__PROBLEM TO SOLVE__. Retype each record below word for word. Leave the pictures out.

*** Opening of INFORMATION ***

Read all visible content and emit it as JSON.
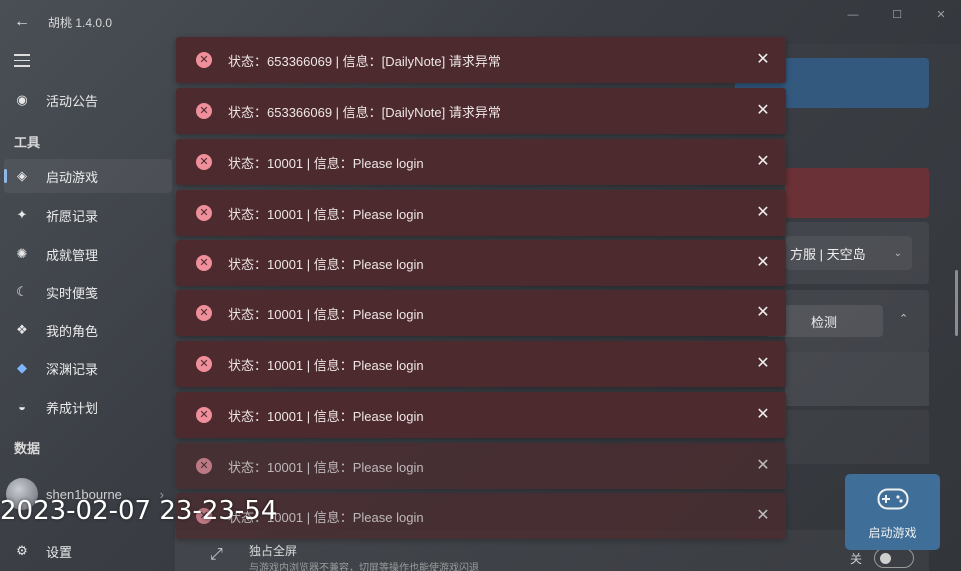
{
  "app": {
    "title": "胡桃 1.4.0.0"
  },
  "sidebar": {
    "top_item": {
      "label": "活动公告",
      "icon": "announcement-icon"
    },
    "section_tools": "工具",
    "items": [
      {
        "label": "启动游戏",
        "icon": "launch-icon",
        "active": true
      },
      {
        "label": "祈愿记录",
        "icon": "wish-icon"
      },
      {
        "label": "成就管理",
        "icon": "achievement-icon"
      },
      {
        "label": "实时便笺",
        "icon": "moon-icon"
      },
      {
        "label": "我的角色",
        "icon": "character-icon"
      },
      {
        "label": "深渊记录",
        "icon": "abyss-icon"
      },
      {
        "label": "养成计划",
        "icon": "cultivation-icon"
      }
    ],
    "section_data": "数据",
    "user": {
      "name": "shen1bourne"
    },
    "settings": {
      "label": "设置",
      "icon": "gear-icon"
    }
  },
  "main": {
    "server_select": "方服 | 天空岛",
    "detect_button": "检测",
    "fullscreen": {
      "title": "独占全屏",
      "desc": "与游戏内浏览器不兼容，切屏等操作也能使游戏闪退"
    },
    "toggle_label": "关",
    "launch_button": "启动游戏"
  },
  "toasts": [
    {
      "message": "状态：653366069 | 信息：[DailyNote] 请求异常"
    },
    {
      "message": "状态：653366069 | 信息：[DailyNote] 请求异常"
    },
    {
      "message": "状态：10001 | 信息：Please login"
    },
    {
      "message": "状态：10001 | 信息：Please login"
    },
    {
      "message": "状态：10001 | 信息：Please login"
    },
    {
      "message": "状态：10001 | 信息：Please login"
    },
    {
      "message": "状态：10001 | 信息：Please login"
    },
    {
      "message": "状态：10001 | 信息：Please login"
    },
    {
      "message": "状态：10001 | 信息：Please login"
    },
    {
      "message": "状态：10001 | 信息：Please login"
    }
  ],
  "overlay_timestamp": "2023-02-07 23-23-54",
  "colors": {
    "toast_bg": "#4c2a2d",
    "error_icon": "#ef8f9b",
    "accent_blue": "#3f6f99"
  }
}
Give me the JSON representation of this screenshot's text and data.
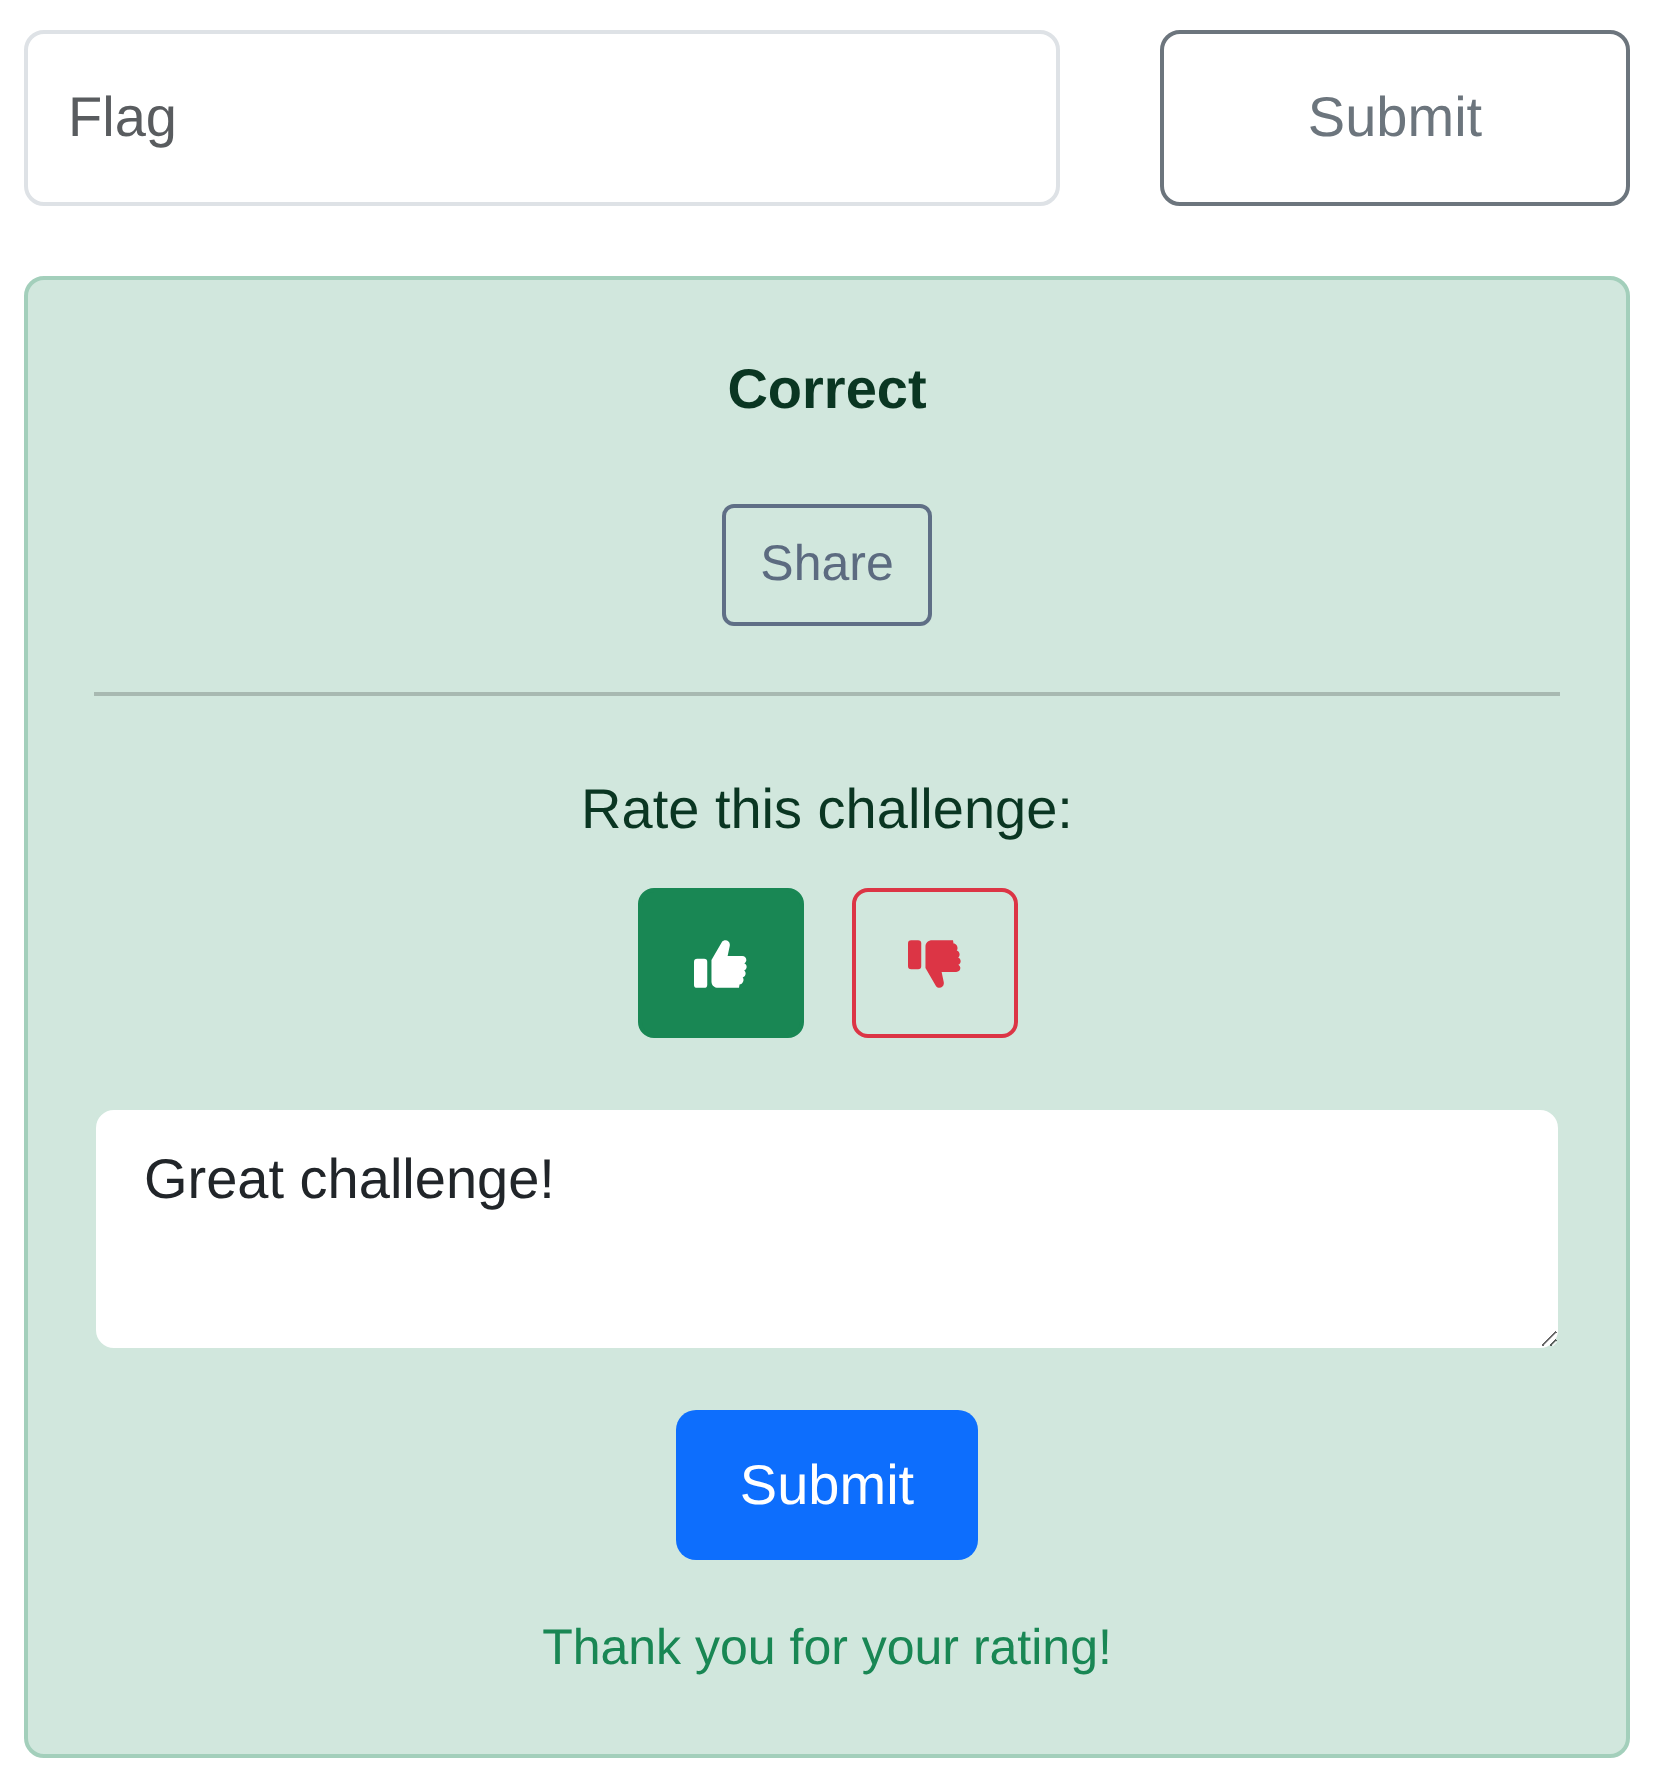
{
  "flag_form": {
    "flag_input": {
      "placeholder": "Flag"
    },
    "submit_button": "Submit"
  },
  "result": {
    "status": "Correct",
    "share_button": "Share",
    "rating": {
      "prompt": "Rate this challenge:",
      "votes": [
        {
          "kind": "up",
          "selected": true
        },
        {
          "kind": "down",
          "selected": false
        }
      ]
    },
    "comment": {
      "value": "Great challenge!"
    },
    "submit_button": "Submit",
    "message": "Thank you for your rating!"
  }
}
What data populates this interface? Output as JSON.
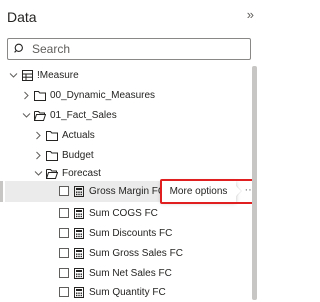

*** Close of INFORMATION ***

__THE COMPLETED TASK__.
Read all visible content and emit it as JSON.
{
  "app": {
    "title": "胡桃 1.4.0.0"
  },
  "sidebar": {
    "top_item": {
      "label": "活动公告",
      "icon": "announcement-icon"
    },
    "section_tools": "工具",
    "items": [
      {
        "label": "启动游戏",
        "icon": "launch-icon",
        "active": true
      },
      {
        "label": "祈愿记录",
        "icon": "wish-icon"
      },
      {
        "label": "成就管理",
        "icon": "achievement-icon"
      },
      {
        "label": "实时便笺",
        "icon": "moon-icon"
      },
      {
        "label": "我的角色",
        "icon": "character-icon"
      },
      {
        "label": "深渊记录",
        "icon": "abyss-icon"
      },
      {
        "label": "养成计划",
        "icon": "cultivation-icon"
      }
    ],
    "section_data": "数据",
    "user": {
      "name": "shen1bourne"
    },
    "settings": {
      "label": "设置",
      "icon": "gear-icon"
    }
  },
  "main": {
    "server_select": "方服 | 天空岛",
    "detect_button": "检测",
    "fullscreen": {
      "title": "独占全屏",
      "desc": "与游戏内浏览器不兼容，切屏等操作也能使游戏闪退"
    },
    "toggle_label": "关",
    "launch_button": "启动游戏"
  },
  "toasts": [
    {
      "message": "状态：653366069 | 信息：[DailyNote] 请求异常"
    },
    {
      "message": "状态：653366069 | 信息：[DailyNote] 请求异常"
    },
    {
      "message": "状态：10001 | 信息：Please login"
    },
    {
      "message": "状态：10001 | 信息：Please login"
    },
    {
      "message": "状态：10001 | 信息：Please login"
    },
    {
      "message": "状态：10001 | 信息：Please login"
    },
    {
      "message": "状态：10001 | 信息：Please login"
    },
    {
      "message": "状态：10001 | 信息：Please login"
    },
    {
      "message": "状态：10001 | 信息：Please login"
    },
    {
      "message": "状态：10001 | 信息：Please login"
    }
  ],
  "overlay_timestamp": "2023-02-07 23-23-54",
  "colors": {
    "toast_bg": "#4c2a2d",
    "error_icon": "#ef8f9b",
    "accent_blue": "#3f6f99"
  }
}
Give me the JSON representation of this screenshot's text and data.
{
  "flag_form": {
    "flag_input": {
      "placeholder": "Flag"
    },
    "submit_button": "Submit"
  },
  "result": {
    "status": "Correct",
    "share_button": "Share",
    "rating": {
      "prompt": "Rate this challenge:",
      "votes": [
        {
          "kind": "up",
          "selected": true
        },
        {
          "kind": "down",
          "selected": false
        }
      ]
    },
    "comment": {
      "value": "Great challenge!"
    },
    "submit_button": "Submit",
    "message": "Thank you for your rating!"
  }
}
What data populates this interface? Output as JSON.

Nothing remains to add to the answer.